In today’s competitive job market, many people consider distance learning as an obvious way to upskill without having to leave their employment and lose their paycheque in the process. Additionally, it is viewed as an option that provides more flexibility and control over time and pace than full-time study.
But while these perceptions are relatively accurate, going the distance study route should only be tackled in partnership with an effective strategy, since there are many challenges associated with this mode of study, an expert warns.
Distance study provides the ideal opportunity in certain circumstances; however students should know what they are letting themselves in for and how to handle any issues that might arise, if they do not want to join the ranks of those who threw in the towel after discovering it is not the walk in the park some perceive it to be.
Regrettably, many people who register for a full qualification in the distance mode do not succeed, chiefly because these students do not have access to the critical success factors enjoyed by contact students, adding that to be successful, both institutions and students must remove the ‘distance’- elements from distance study by leveraging all the tools available.
The most important thing distance students have to do to ensure success, is to structure their time and be clear about the workload they are taking on.
In most cases, students underestimate the work they have to get through, and as a consequence they don’t make adequate provision to accommodate these demands in their normal routine.
Higher education institutions should therefore provide detailed information about the time required, as well as proposals on how to pace the learning to achieve best outcomes. Students should make extensive use of electronic diaries and alerts and ensure that they set up reminders for the various milestones on the way to deadlines.
Successful distance students should also ensure that they are connected to other students doing the same work.
Many institutions have learning management systems with virtual classrooms enabling students to collaborate. Students who take that further, by collaborating beyond the required activities, also do not feel as isolated, while receiving the support that contact students take for granted.
A third indicator for successful distance study is when the student is not just a number, but has an identity.
These students fully engage with the available support systems, including tutors and lecturers, and make sure that they are known for being active and involved. As a result, they get the attention of those who are available to support them.
Interestingly, distance educators often experience the same frustration over the lack of feedback that their students feel, so they instinctively gravitate towards engaged students.

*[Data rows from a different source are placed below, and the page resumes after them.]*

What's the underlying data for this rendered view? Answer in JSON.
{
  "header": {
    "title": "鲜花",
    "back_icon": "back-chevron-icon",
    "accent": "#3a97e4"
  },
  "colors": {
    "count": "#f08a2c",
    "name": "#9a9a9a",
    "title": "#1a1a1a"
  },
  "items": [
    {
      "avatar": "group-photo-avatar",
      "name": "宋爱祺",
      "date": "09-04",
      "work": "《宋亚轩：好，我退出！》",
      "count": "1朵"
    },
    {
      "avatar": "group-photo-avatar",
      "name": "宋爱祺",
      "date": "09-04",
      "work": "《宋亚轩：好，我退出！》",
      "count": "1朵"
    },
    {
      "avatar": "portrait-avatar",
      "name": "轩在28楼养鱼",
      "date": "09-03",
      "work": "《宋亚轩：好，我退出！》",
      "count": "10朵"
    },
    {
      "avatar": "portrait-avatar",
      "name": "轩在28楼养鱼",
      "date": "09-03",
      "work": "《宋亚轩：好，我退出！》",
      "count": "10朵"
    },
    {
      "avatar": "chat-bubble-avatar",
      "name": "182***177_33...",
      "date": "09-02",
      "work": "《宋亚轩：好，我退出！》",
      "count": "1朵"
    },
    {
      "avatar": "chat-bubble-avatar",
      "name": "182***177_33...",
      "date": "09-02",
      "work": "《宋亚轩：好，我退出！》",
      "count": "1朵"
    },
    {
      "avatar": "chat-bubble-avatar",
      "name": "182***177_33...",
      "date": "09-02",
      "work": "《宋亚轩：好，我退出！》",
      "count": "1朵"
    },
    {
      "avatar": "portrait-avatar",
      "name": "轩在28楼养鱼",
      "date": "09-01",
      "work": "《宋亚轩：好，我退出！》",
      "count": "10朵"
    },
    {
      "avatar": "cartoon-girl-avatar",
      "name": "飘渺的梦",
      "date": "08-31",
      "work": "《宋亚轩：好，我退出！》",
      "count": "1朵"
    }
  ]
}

And finally, when the going gets tough, successful distance students don’t just give up and disappear.
You have to ask for help as soon as things start to go wrong. Because at any reputable distance institution, help should be available to support you through the challenging times to get you back on the road again.
Institutions can greatly improve their distance learning success rates if they:
• Have early warning systems such as monitoring online activity, and reach out to students as soon as a student seems to have gone quiet;
• Make full use of the functionality of learning management systems and include activities that elicit responses and collaboration;
• Recognise that access to bandwidth is not a given, and thus have mechanisms other than the learning management system to enable students to engage;
• Have used appropriate learning theory in setting up the coursework in recognition of the challenges of independent learning by adults;
• Give feedback efficiently and at a level of detail that enables students to implement required remedial action; and
• Allocate sufficient resources to student support.
Dr Felicity Coughlan is the Director of The Independent Institute of Education.